- [Work instructions]
All of the data below should be written out again exactly.

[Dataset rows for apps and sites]
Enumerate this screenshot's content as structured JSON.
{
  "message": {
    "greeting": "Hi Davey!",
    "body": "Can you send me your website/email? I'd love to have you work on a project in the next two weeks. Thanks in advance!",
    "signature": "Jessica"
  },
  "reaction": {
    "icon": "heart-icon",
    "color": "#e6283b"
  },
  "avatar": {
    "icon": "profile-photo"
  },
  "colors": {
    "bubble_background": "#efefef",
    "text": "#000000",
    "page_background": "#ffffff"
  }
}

- [Solution below]
Enumerate this screenshot's content as structured JSON.
{
  "message": {
    "greeting": "Hi Davey!",
    "body": "Can you send me your website/email? I'd love to have you work on a project in the next two weeks. Thanks in advance!",
    "signature": "Jessica"
  },
  "reaction": {
    "icon": "heart-icon",
    "color": "#e6283b"
  },
  "avatar": {
    "icon": "profile-photo"
  },
  "colors": {
    "bubble_background": "#efefef",
    "text": "#000000",
    "page_background": "#ffffff"
  }
}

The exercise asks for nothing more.